Reproduce all of the data exactly.

Saved entries:
= = = = =
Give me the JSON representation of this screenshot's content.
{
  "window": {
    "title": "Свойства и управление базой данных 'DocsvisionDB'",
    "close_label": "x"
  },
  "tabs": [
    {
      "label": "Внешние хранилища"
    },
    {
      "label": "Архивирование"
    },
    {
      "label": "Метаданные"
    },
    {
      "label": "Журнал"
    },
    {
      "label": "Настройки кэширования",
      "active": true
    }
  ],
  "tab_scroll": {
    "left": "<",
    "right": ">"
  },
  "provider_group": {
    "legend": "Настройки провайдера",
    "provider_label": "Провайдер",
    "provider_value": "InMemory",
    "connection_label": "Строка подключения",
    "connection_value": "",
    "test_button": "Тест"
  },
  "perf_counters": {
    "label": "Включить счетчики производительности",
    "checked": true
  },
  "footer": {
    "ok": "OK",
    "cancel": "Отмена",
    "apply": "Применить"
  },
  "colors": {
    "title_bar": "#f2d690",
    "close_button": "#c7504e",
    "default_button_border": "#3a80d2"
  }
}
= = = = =
__REPLY__
Give me the JSON representation of this screenshot's content.
{
  "window": {
    "title": "Свойства и управление базой данных 'DocsvisionDB'",
    "close_label": "x"
  },
  "tabs": [
    {
      "label": "Внешние хранилища"
    },
    {
      "label": "Архивирование"
    },
    {
      "label": "Метаданные"
    },
    {
      "label": "Журнал"
    },
    {
      "label": "Настройки кэширования",
      "active": true
    }
  ],
  "tab_scroll": {
    "left": "<",
    "right": ">"
  },
  "provider_group": {
    "legend": "Настройки провайдера",
    "provider_label": "Провайдер",
    "provider_value": "InMemory",
    "connection_label": "Строка подключения",
    "connection_value": "",
    "test_button": "Тест"
  },
  "perf_counters": {
    "label": "Включить счетчики производительности",
    "checked": true
  },
  "footer": {
    "ok": "OK",
    "cancel": "Отмена",
    "apply": "Применить"
  },
  "colors": {
    "title_bar": "#f2d690",
    "close_button": "#c7504e",
    "default_button_border": "#3a80d2"
  }
}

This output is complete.